(Records to process):
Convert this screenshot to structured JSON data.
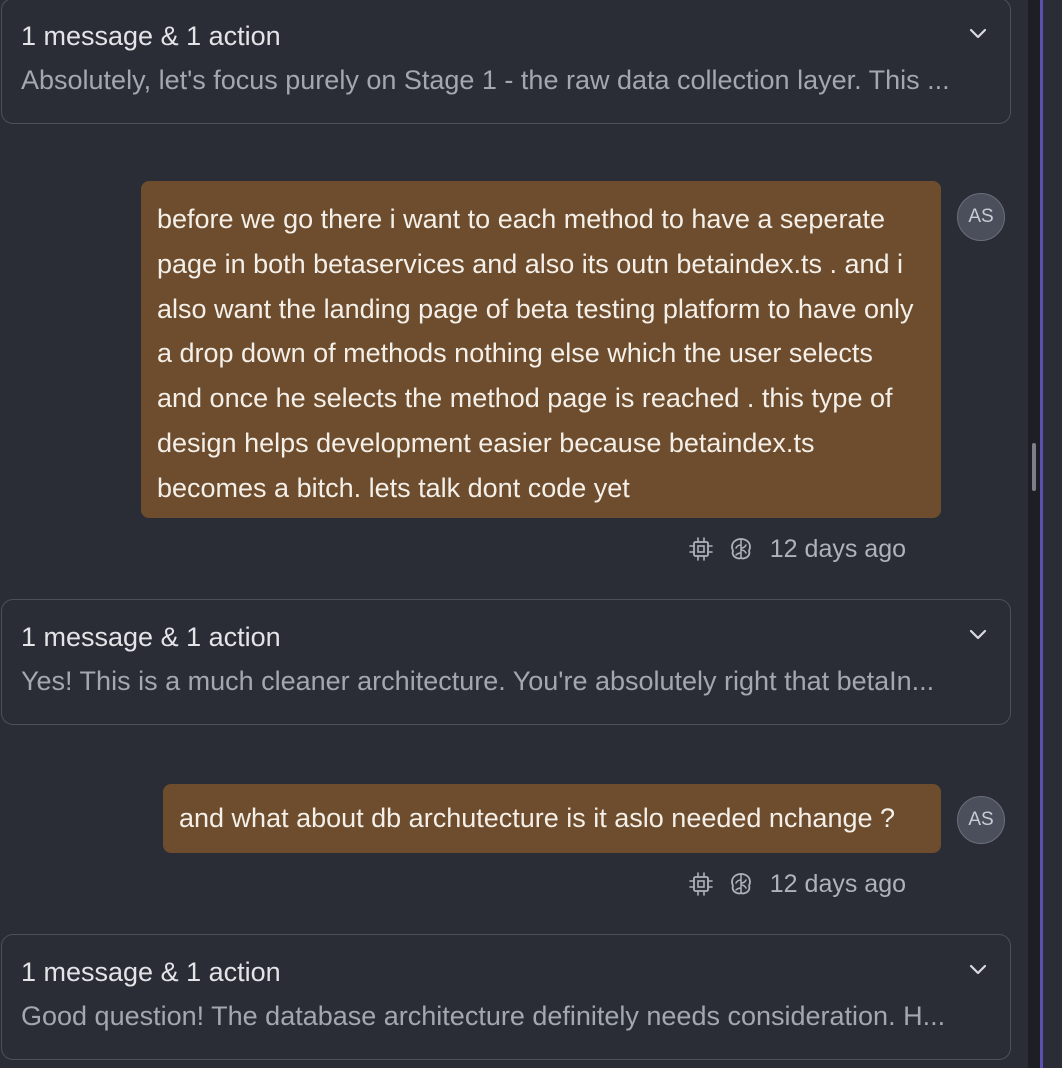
{
  "threads": [
    {
      "title": "1 message & 1 action",
      "preview": "Absolutely, let's focus purely on Stage 1 - the raw data collection layer. This ..."
    },
    {
      "title": "1 message & 1 action",
      "preview": "Yes! This is a much cleaner architecture. You're absolutely right that betaIn..."
    },
    {
      "title": "1 message & 1 action",
      "preview": "Good question! The database architecture definitely needs consideration. H..."
    }
  ],
  "user_messages": [
    {
      "text": "before we go there i want to each method to have a seperate page in both betaservices and also its outn betaindex.ts . and i also want the landing page of beta testing platform to have only a drop down of methods nothing else which the user selects and once he selects the method page is reached . this type of design helps development easier because betaindex.ts becomes a bitch. lets talk dont code yet",
      "avatar": "AS",
      "time": "12 days ago"
    },
    {
      "text": "and what about db archutecture is it aslo needed nchange ?",
      "avatar": "AS",
      "time": "12 days ago"
    }
  ],
  "icons": {
    "chip": "cpu-chip-icon",
    "brain": "brain-icon",
    "chevron": "chevron-down-icon"
  },
  "colors": {
    "background": "#2a2d35",
    "user_bubble": "#6d4d2d",
    "card_border": "#4b505b",
    "accent_edge": "#5b4fb0"
  }
}
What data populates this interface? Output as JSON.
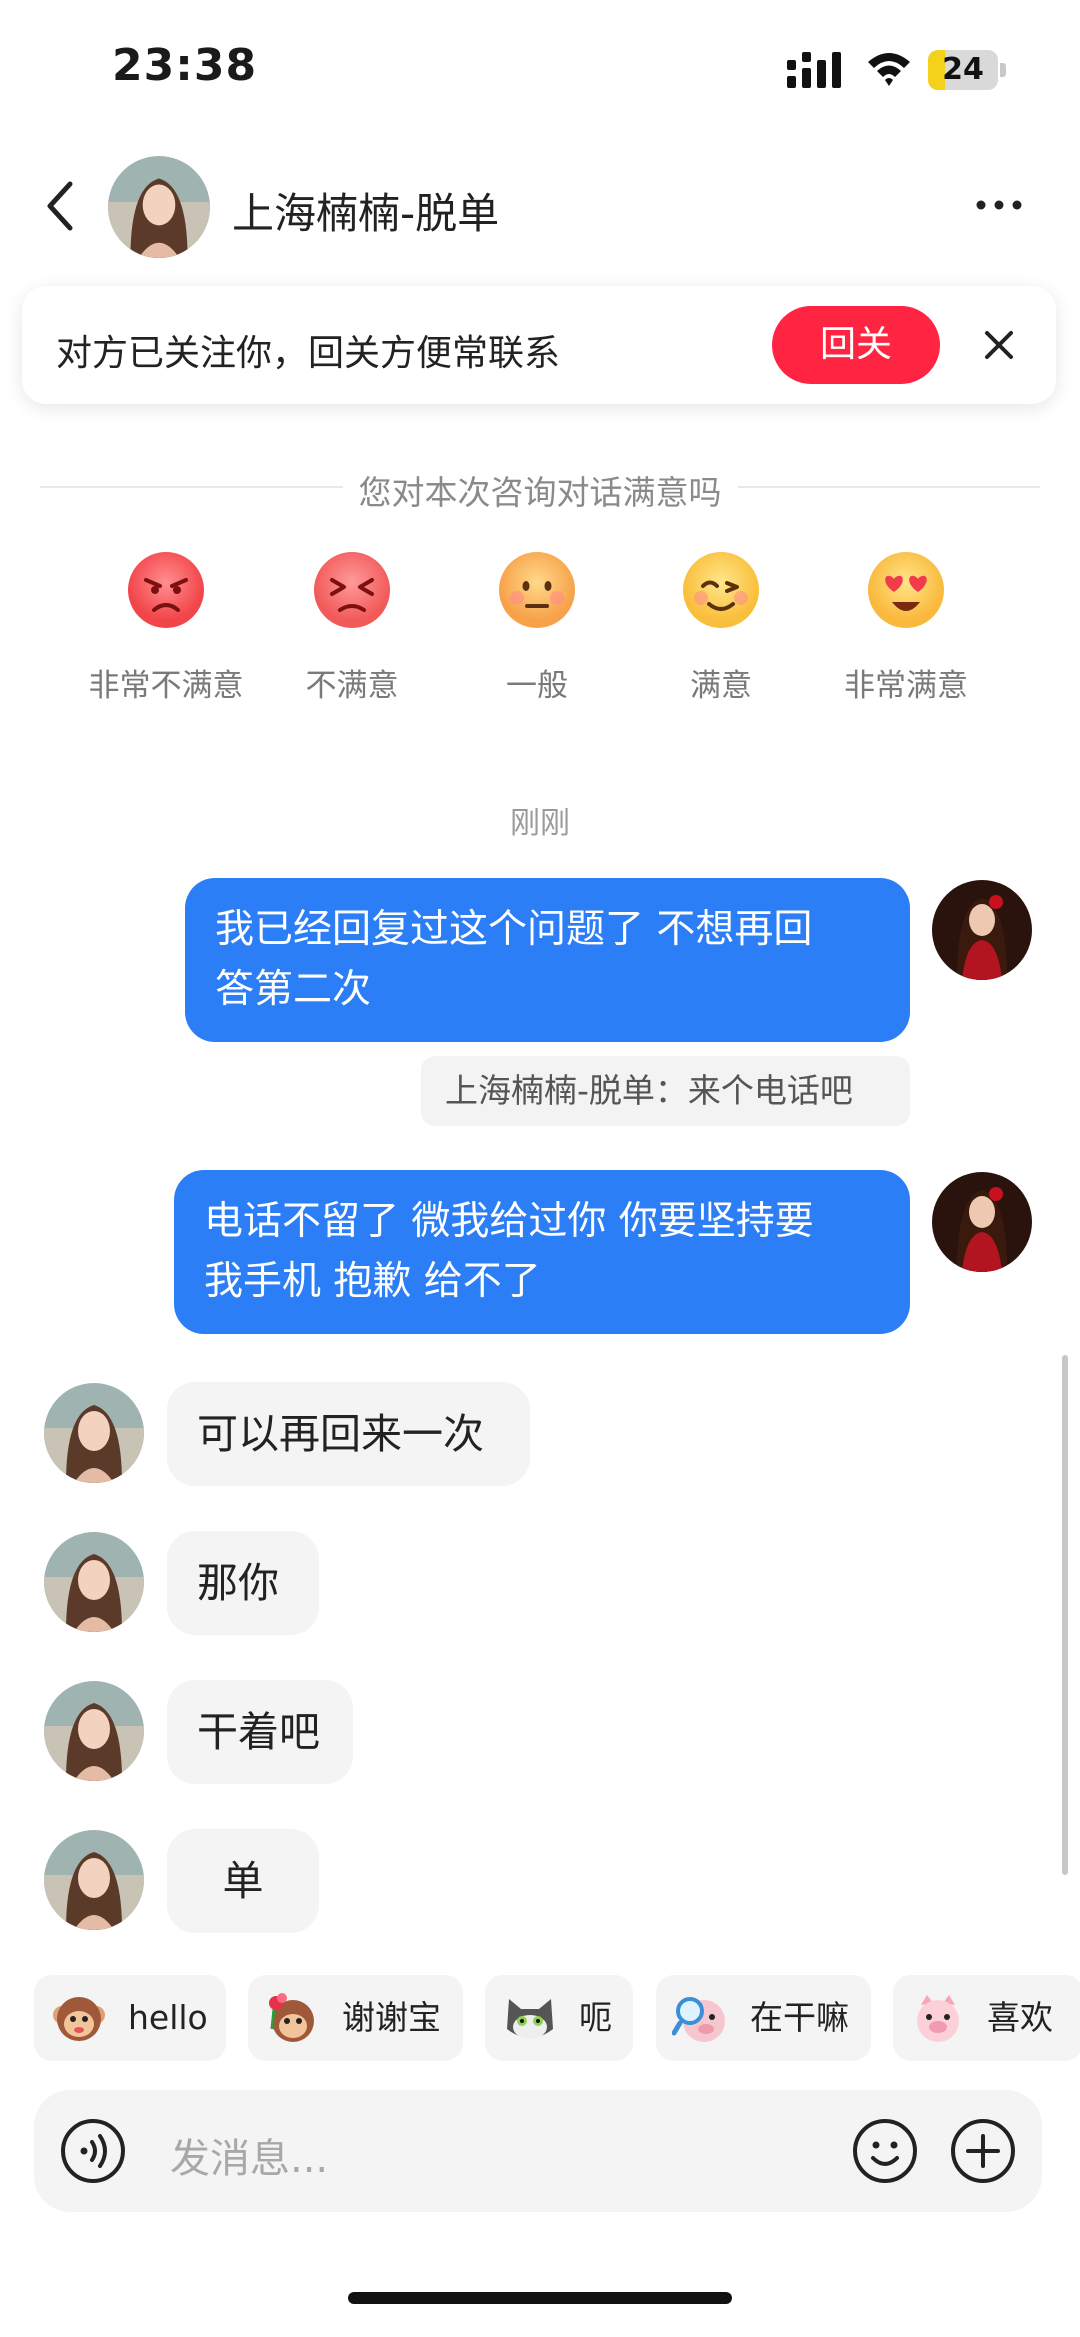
{
  "status_bar": {
    "time": "23:38",
    "battery": "24",
    "battery_level": 0.24,
    "icons": [
      "signal-icon",
      "wifi-icon",
      "battery-icon"
    ]
  },
  "header": {
    "contact_name": "上海楠楠-脱单",
    "back_icon": "chevron-left-icon",
    "more_icon": "more-icon"
  },
  "follow_banner": {
    "text": "对方已关注你，回关方便常联系",
    "button": "回关",
    "close_icon": "close-icon",
    "button_color": "#ff2442"
  },
  "survey": {
    "title": "您对本次咨询对话满意吗",
    "options": [
      {
        "label": "非常不满意",
        "icon": "very-angry-face-icon"
      },
      {
        "label": "不满意",
        "icon": "annoyed-face-icon"
      },
      {
        "label": "一般",
        "icon": "neutral-face-icon"
      },
      {
        "label": "满意",
        "icon": "smile-face-icon"
      },
      {
        "label": "非常满意",
        "icon": "heart-eyes-face-icon"
      }
    ]
  },
  "timestamp": "刚刚",
  "messages": [
    {
      "side": "out",
      "lines": [
        "我已经回复过这个问题了 不想再回",
        "答第二次"
      ]
    },
    {
      "side": "quote",
      "text": "上海楠楠-脱单：来个电话吧"
    },
    {
      "side": "out",
      "lines": [
        "电话不留了 微我给过你 你要坚持要",
        "我手机 抱歉 给不了"
      ]
    },
    {
      "side": "in",
      "text": "可以再回来一次"
    },
    {
      "side": "in",
      "text": "那你"
    },
    {
      "side": "in",
      "text": "干着吧"
    },
    {
      "side": "in",
      "text": "单"
    }
  ],
  "stickers": [
    {
      "label": "hello",
      "icon": "monkey-hello-icon"
    },
    {
      "label": "谢谢宝",
      "icon": "monkey-flower-icon"
    },
    {
      "label": "呃",
      "icon": "cat-icon"
    },
    {
      "label": "在干嘛",
      "icon": "magnifier-pig-icon"
    },
    {
      "label": "喜欢",
      "icon": "pig-icon"
    }
  ],
  "input": {
    "placeholder": "发消息...",
    "voice_icon": "voice-icon",
    "emoji_icon": "emoji-icon",
    "plus_icon": "plus-icon"
  },
  "colors": {
    "outgoing_bubble": "#2b7ef5",
    "incoming_bubble": "#f4f4f4",
    "accent": "#ff2442"
  }
}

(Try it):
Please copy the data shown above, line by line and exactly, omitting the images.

(Answer to this exercise):
Convert this screenshot to structured JSON data.
{
  "threads": [
    {
      "title": "1 message & 1 action",
      "preview": "Absolutely, let's focus purely on Stage 1 - the raw data collection layer. This ..."
    },
    {
      "title": "1 message & 1 action",
      "preview": "Yes! This is a much cleaner architecture. You're absolutely right that betaIn..."
    },
    {
      "title": "1 message & 1 action",
      "preview": "Good question! The database architecture definitely needs consideration. H..."
    }
  ],
  "user_messages": [
    {
      "text": "before we go there i want to each method to have a seperate page in both betaservices and also its outn betaindex.ts . and i also want the landing page of beta testing platform to have only a drop down of methods nothing else which the user selects and once he selects the method page is reached . this type of design helps development easier because betaindex.ts becomes a bitch. lets talk dont code yet",
      "avatar": "AS",
      "time": "12 days ago"
    },
    {
      "text": "and what about db archutecture is it aslo needed nchange ?",
      "avatar": "AS",
      "time": "12 days ago"
    }
  ],
  "icons": {
    "chip": "cpu-chip-icon",
    "brain": "brain-icon",
    "chevron": "chevron-down-icon"
  },
  "colors": {
    "background": "#2a2d35",
    "user_bubble": "#6d4d2d",
    "card_border": "#4b505b",
    "accent_edge": "#5b4fb0"
  }
}
What data populates this interface? Output as JSON.
{
  "status_bar": {
    "time": "23:38",
    "battery": "24",
    "battery_level": 0.24,
    "icons": [
      "signal-icon",
      "wifi-icon",
      "battery-icon"
    ]
  },
  "header": {
    "contact_name": "上海楠楠-脱单",
    "back_icon": "chevron-left-icon",
    "more_icon": "more-icon"
  },
  "follow_banner": {
    "text": "对方已关注你，回关方便常联系",
    "button": "回关",
    "close_icon": "close-icon",
    "button_color": "#ff2442"
  },
  "survey": {
    "title": "您对本次咨询对话满意吗",
    "options": [
      {
        "label": "非常不满意",
        "icon": "very-angry-face-icon"
      },
      {
        "label": "不满意",
        "icon": "annoyed-face-icon"
      },
      {
        "label": "一般",
        "icon": "neutral-face-icon"
      },
      {
        "label": "满意",
        "icon": "smile-face-icon"
      },
      {
        "label": "非常满意",
        "icon": "heart-eyes-face-icon"
      }
    ]
  },
  "timestamp": "刚刚",
  "messages": [
    {
      "side": "out",
      "lines": [
        "我已经回复过这个问题了 不想再回",
        "答第二次"
      ]
    },
    {
      "side": "quote",
      "text": "上海楠楠-脱单：来个电话吧"
    },
    {
      "side": "out",
      "lines": [
        "电话不留了 微我给过你 你要坚持要",
        "我手机 抱歉 给不了"
      ]
    },
    {
      "side": "in",
      "text": "可以再回来一次"
    },
    {
      "side": "in",
      "text": "那你"
    },
    {
      "side": "in",
      "text": "干着吧"
    },
    {
      "side": "in",
      "text": "单"
    }
  ],
  "stickers": [
    {
      "label": "hello",
      "icon": "monkey-hello-icon"
    },
    {
      "label": "谢谢宝",
      "icon": "monkey-flower-icon"
    },
    {
      "label": "呃",
      "icon": "cat-icon"
    },
    {
      "label": "在干嘛",
      "icon": "magnifier-pig-icon"
    },
    {
      "label": "喜欢",
      "icon": "pig-icon"
    }
  ],
  "input": {
    "placeholder": "发消息...",
    "voice_icon": "voice-icon",
    "emoji_icon": "emoji-icon",
    "plus_icon": "plus-icon"
  },
  "colors": {
    "outgoing_bubble": "#2b7ef5",
    "incoming_bubble": "#f4f4f4",
    "accent": "#ff2442"
  }
}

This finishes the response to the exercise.